The Neonatal Intensive Care Unit Network Neurobehavioral Scale (NNNS) assesses the neurological integrity, behavioural functioning, and responses to stress in high-risk infants using 45 items compared with norms for healthy term infants (n = 125). The NNNS provides an in-depth assessment of neurobehaviour and gives summary scores/subscales for attention, handling, quality of movement, regulation, nonoptimal reflexes, arousal, hypertonicity, hypotonicity, asymmetrical reflexes, excitability and lethargy.
The Hammersmith Neonatal Neurologic Examination (HNNE) consists of 34 individual items with 6 subtotals including tone, tone patterns, reflexes, spontaneous movements, abnormal neurological signs and behaviour in newborns. It provides an overall “optimality score” which has been validated in healthy term (n = 224) and preterm (n = 380) infants. This assessment tool is used frequently in clinical practice and requires no formal training.
Prechtl’s General Movements (GMs) assessment is a non-invasive method for assessing global neurological development, particularly motor development. Video recordings are made of spontaneous whole body movements and assessed at a later time by independent assessors.

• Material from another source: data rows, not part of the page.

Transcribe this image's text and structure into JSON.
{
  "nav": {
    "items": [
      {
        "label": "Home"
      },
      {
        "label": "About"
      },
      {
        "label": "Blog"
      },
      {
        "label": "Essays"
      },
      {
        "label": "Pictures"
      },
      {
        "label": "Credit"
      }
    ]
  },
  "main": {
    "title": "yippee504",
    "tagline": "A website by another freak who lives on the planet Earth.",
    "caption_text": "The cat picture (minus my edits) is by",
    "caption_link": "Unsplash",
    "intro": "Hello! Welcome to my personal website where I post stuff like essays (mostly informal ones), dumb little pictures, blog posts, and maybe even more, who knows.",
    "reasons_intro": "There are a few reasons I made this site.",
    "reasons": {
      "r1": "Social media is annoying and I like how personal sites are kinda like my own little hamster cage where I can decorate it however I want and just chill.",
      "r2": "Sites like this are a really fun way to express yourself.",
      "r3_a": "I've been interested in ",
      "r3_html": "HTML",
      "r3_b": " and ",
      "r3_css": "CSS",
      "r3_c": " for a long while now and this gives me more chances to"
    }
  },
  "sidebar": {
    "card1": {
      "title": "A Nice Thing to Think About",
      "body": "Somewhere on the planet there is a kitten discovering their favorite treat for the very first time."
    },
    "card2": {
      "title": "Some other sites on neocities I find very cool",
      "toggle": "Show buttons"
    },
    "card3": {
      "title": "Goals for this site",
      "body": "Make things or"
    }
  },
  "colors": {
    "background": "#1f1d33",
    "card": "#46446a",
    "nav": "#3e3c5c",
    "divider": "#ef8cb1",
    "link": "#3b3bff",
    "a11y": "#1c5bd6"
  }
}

GMs during the neonatal period have been shown to be predictive of cerebral palsy from birth in the preterm infant. This assessment has the advantage of obtaining an overall picture of neurological integrity without needing to handle the infant.
The Premie-neuro is a brief neurological examination for preterm infants aged 23–37 weeks’ gestation. Consists of 24 items divided into neurological, movement and responsiveness subgroups. Validity has been shown in a small study (n = 34), however the inter-rater reliability was low.